Two days ago, in a heavily-anticipated Supreme Court opinion likely celebrated by companies tired of no-injury class actions, the Court held that a lawsuit should have been dismissed because the plaintiff had not claimed a “concrete” injury. The Court’s ruling rested on a simple premise: when they say “and” they mean “and.”
Thomas Robins claimed that Spokeo’s online profile of him contained inaccurate information about him—his age, marital status, employment history, and the like. Spokeo, Inc. v. Robins, 578 U.S. ___, ___ S. Ct. ___ (2016). Spokeo had violated the Fair Credit Reporting Act, Robins urged, because the federal statute requires a company to take certain steps to ensure the accuracy of such reports. The federal district court that first considered the case dismissed it, finding Robins had not alleged an injury and therefore had no standing. The Ninth Circuit disagreed. It concluded that violation of a statutory right, particular to Robins, was sufficient to confer standing.
Not so, found the Supreme Court, which vacated the decision and explained that plaintiffs must claim a concrete and particularized injury. The Court accepted the argument that Robins’s allegations revealed a particularized injury—indeed he claimed not to have the spouse, children, graduate degree, or “top 10%” wealth level that Spokeo’s profile attributed to him. But the Ninth Circuit had fallen short by not analyzing whether Robins alleged a “concrete” injury – in other words, that these inaccuracies actually harmed him. Put more plainly: even if Spokeo did not follow certain statutory procedures, Robins needed to plead a controversy based upon his suffering a real-world impact.
Though the decision is favorable for companies, some will consider it a soft victory. The Court made clear that complaining parties must allege an actual injury in order to sue – it is not enough to claim a defendant violated a statute. Yet, at the same time, the Court remanded to the Ninth Circuit with the unhelpful statement that the majority of the justices took “no position as to whether the Ninth Circuit’s ultimate conclusion – that Robins adequately alleged an injury in fact—was correct.” “Concrete” is not necessarily synonymous with “tangible,” the Supreme Court explained, but violation of a procedural requirement may not be enough.

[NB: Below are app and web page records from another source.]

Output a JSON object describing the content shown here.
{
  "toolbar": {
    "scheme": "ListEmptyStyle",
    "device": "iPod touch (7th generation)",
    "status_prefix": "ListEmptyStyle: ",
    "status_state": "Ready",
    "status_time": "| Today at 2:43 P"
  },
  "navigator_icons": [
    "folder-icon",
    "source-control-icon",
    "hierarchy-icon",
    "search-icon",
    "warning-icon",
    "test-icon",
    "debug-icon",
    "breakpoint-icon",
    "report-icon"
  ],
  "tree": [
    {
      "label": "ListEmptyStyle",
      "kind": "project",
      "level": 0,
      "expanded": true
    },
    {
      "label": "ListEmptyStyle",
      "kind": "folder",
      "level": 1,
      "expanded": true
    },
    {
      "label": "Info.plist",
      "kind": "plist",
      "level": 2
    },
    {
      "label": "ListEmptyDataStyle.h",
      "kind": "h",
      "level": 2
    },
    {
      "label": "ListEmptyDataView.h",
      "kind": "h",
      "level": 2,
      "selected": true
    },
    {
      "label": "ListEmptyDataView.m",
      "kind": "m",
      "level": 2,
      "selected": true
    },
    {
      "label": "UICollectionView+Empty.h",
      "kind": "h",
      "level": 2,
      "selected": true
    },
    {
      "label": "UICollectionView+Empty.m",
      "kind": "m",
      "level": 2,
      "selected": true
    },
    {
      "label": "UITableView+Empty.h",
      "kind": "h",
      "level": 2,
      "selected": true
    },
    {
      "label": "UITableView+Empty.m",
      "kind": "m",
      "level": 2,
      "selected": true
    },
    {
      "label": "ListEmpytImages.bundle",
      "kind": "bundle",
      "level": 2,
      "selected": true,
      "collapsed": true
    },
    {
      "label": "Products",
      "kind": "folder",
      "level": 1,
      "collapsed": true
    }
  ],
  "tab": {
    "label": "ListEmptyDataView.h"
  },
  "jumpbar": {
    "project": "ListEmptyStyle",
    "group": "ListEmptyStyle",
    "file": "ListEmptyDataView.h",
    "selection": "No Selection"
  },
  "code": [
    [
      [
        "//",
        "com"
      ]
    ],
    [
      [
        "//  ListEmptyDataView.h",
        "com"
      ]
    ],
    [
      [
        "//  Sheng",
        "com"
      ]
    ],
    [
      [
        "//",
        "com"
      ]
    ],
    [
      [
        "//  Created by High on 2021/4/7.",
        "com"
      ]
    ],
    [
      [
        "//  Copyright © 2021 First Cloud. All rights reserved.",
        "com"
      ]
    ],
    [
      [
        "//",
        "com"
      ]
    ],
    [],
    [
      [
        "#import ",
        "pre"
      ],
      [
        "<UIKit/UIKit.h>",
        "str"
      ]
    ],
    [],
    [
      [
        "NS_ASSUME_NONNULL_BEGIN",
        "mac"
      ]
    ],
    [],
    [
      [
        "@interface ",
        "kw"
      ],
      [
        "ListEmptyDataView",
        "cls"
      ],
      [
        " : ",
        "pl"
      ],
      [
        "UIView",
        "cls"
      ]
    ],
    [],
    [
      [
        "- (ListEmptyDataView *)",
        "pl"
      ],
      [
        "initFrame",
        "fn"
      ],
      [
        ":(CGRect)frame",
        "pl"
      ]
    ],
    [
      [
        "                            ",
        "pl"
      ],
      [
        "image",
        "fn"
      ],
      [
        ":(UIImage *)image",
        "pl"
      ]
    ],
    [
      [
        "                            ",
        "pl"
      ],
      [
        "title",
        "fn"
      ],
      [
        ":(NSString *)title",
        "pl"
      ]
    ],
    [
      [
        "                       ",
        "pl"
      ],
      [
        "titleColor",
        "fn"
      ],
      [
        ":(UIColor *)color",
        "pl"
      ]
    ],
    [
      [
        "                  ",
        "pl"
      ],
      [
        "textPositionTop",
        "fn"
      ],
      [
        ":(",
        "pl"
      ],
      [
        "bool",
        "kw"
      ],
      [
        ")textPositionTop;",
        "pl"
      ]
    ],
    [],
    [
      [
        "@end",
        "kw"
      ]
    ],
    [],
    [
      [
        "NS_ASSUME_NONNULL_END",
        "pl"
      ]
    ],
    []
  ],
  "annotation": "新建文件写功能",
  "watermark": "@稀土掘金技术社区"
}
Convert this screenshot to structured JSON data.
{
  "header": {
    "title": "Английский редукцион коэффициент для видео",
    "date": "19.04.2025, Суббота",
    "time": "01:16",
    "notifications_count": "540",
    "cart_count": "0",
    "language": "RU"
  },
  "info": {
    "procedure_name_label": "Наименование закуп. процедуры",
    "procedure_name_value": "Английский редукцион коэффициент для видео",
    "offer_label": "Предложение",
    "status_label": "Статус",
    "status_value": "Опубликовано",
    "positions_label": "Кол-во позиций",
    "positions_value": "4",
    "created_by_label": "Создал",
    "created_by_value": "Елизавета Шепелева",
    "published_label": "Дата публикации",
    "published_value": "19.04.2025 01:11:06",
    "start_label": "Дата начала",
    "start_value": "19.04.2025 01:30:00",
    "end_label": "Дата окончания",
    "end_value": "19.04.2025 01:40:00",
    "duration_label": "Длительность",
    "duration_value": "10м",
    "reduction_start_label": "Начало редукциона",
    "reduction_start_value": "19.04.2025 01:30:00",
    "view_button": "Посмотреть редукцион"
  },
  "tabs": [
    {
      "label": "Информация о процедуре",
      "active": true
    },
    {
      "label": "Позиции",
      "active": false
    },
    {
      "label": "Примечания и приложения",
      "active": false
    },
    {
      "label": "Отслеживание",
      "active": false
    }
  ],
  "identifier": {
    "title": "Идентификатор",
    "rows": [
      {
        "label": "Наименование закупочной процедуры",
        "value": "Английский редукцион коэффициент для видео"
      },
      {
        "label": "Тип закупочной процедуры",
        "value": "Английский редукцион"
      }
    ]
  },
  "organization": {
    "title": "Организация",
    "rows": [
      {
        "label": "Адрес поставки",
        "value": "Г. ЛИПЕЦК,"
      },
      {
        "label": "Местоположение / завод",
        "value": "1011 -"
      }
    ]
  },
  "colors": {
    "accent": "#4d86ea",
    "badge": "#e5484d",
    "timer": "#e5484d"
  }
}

At this juncture, a significant takeaway is that Spokeo limits a company’s exposure for mere technical infractions. Particularly in the class action context, this ruling could also restore some sanity by limiting putative classes to individuals who have actually been harmed. However, at the same time, the Court stopped short of providing clear boundaries on where a technical or procedural violation stops and where a concrete—be it tangible or intangible—injury starts.